The one thing that everyone can agree on is the way the budget deal was brought to the floor and voted on in a span of 24 hours was totally unacceptable and should never happen again.
As noted by Sen. Carlyle in this committee speech:
The fine print matters, and I don’t think any of us knows what is truly in this, and I am just deeply unsettled . . . The implications for 7 million people are too serious and too profound to pretend that this is just the normal operation of government. It is not. This is outside the bounds of acceptability, and I think we owe the people of this state an apology.
Sen. Fain agreed that the lack of transparency was “inexcusable,” saying:
The process of waiting to the last minute to craft a compromise and the inexcusable lack of transparency in the final days of the session is something both Republicans and Democrats should agree flatly stinks.

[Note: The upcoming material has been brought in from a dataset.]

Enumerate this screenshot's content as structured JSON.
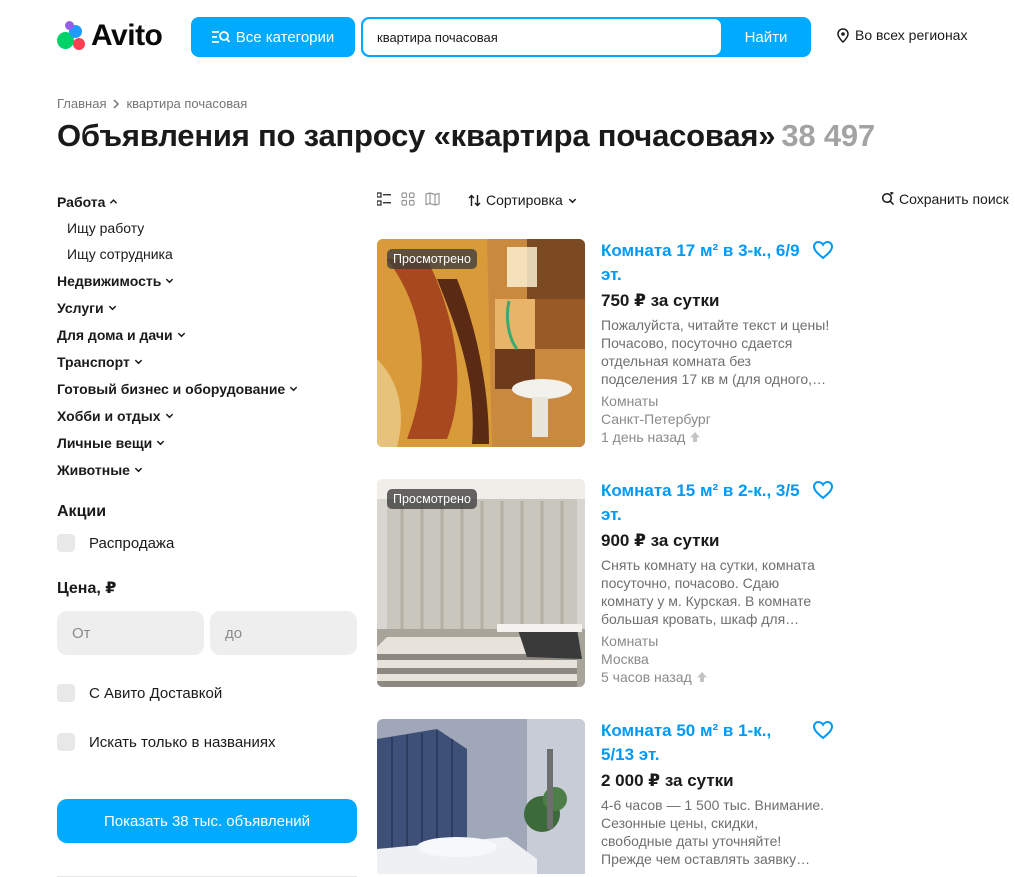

Already one major reform has been introduced to avoid this type of secrecy going forward. Sen. Palumbo has prime sponsored a constitutional amendment to provide at least 72 hours for public review before a final vote by lawmakers on a bill. Explaining the reason for the proposal Sen. Palumbo said in a press release:
“This year’s budget process has been a nightmare. With the threat of a government shutdown mere hours away, we produced and passed an operating budget without any public input. Not to mention, most legislators, myself included, were given only a few hours to review the budget – a document that is 620 pages long. This is unacceptable, especially when we are implementing monumental K-12 education reform that will have an impact for generations to come.”
Along with considering this proposal there are several reforms that should be adopted to avoid this type of situation again. They include using something like the Utah base budget process at the beginning of session, acting on legislative transparency reforms as proposed by SB 6560 from 2014, and providing the same type of negotiating transparency to the budget that our state public labor contracts should follow (COIN or Civic Openness in Negotiations).
We’ll have more to say on the various components of the budget deal in the coming weeks. In the meantime let’s hope we don’t experience too much more of this as more is learned about the implications of the 2017-19 budget deal and veto: https://www.youtube.com/watch?v=WpE_xMRiCLE
Jason Mercier is the Director of the Center for Government Reform at Washington Policy Center and is based in the Tri-Cities. He serves on the boards of the Washington Coalition for Open Government and CandidateVerification, and was an advisor to the 2002 Washington State Tax Structure Committee. Jason is an ex-officio for the Tri-City Regional Chamber of Commerce.